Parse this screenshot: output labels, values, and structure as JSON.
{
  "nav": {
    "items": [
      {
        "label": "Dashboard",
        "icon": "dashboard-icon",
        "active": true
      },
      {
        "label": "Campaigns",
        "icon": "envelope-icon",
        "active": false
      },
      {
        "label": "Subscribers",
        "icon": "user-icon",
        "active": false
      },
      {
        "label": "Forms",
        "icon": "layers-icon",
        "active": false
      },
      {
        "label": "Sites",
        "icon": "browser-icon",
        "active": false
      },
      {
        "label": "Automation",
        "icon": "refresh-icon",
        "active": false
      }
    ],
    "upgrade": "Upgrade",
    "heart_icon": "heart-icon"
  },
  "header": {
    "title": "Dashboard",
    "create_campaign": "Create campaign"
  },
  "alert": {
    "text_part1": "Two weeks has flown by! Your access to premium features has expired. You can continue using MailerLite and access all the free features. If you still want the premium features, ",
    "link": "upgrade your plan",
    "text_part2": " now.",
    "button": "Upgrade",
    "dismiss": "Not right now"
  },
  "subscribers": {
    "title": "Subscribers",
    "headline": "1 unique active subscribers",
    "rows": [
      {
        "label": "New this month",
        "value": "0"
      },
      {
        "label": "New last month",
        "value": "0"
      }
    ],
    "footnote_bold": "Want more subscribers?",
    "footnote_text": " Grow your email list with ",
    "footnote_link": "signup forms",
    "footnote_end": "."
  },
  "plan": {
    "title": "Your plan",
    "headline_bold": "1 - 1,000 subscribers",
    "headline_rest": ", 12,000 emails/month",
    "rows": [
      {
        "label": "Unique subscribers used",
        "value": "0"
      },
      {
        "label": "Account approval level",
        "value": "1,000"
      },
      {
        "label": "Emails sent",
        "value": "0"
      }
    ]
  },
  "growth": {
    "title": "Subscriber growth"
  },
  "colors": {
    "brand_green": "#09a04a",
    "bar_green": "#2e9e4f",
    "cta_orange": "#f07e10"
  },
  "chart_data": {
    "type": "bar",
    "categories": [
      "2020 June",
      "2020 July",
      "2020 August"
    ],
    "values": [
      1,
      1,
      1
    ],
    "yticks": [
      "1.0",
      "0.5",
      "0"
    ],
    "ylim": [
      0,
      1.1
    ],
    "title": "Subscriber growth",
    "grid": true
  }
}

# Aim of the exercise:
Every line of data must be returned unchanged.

# Result of the task:
Parse this screenshot: output labels, values, and structure as JSON.
{
  "nav": {
    "items": [
      {
        "label": "Dashboard",
        "icon": "dashboard-icon",
        "active": true
      },
      {
        "label": "Campaigns",
        "icon": "envelope-icon",
        "active": false
      },
      {
        "label": "Subscribers",
        "icon": "user-icon",
        "active": false
      },
      {
        "label": "Forms",
        "icon": "layers-icon",
        "active": false
      },
      {
        "label": "Sites",
        "icon": "browser-icon",
        "active": false
      },
      {
        "label": "Automation",
        "icon": "refresh-icon",
        "active": false
      }
    ],
    "upgrade": "Upgrade",
    "heart_icon": "heart-icon"
  },
  "header": {
    "title": "Dashboard",
    "create_campaign": "Create campaign"
  },
  "alert": {
    "text_part1": "Two weeks has flown by! Your access to premium features has expired. You can continue using MailerLite and access all the free features. If you still want the premium features, ",
    "link": "upgrade your plan",
    "text_part2": " now.",
    "button": "Upgrade",
    "dismiss": "Not right now"
  },
  "subscribers": {
    "title": "Subscribers",
    "headline": "1 unique active subscribers",
    "rows": [
      {
        "label": "New this month",
        "value": "0"
      },
      {
        "label": "New last month",
        "value": "0"
      }
    ],
    "footnote_bold": "Want more subscribers?",
    "footnote_text": " Grow your email list with ",
    "footnote_link": "signup forms",
    "footnote_end": "."
  },
  "plan": {
    "title": "Your plan",
    "headline_bold": "1 - 1,000 subscribers",
    "headline_rest": ", 12,000 emails/month",
    "rows": [
      {
        "label": "Unique subscribers used",
        "value": "0"
      },
      {
        "label": "Account approval level",
        "value": "1,000"
      },
      {
        "label": "Emails sent",
        "value": "0"
      }
    ]
  },
  "growth": {
    "title": "Subscriber growth"
  },
  "colors": {
    "brand_green": "#09a04a",
    "bar_green": "#2e9e4f",
    "cta_orange": "#f07e10"
  },
  "chart_data": {
    "type": "bar",
    "categories": [
      "2020 June",
      "2020 July",
      "2020 August"
    ],
    "values": [
      1,
      1,
      1
    ],
    "yticks": [
      "1.0",
      "0.5",
      "0"
    ],
    "ylim": [
      0,
      1.1
    ],
    "title": "Subscriber growth",
    "grid": true
  }
}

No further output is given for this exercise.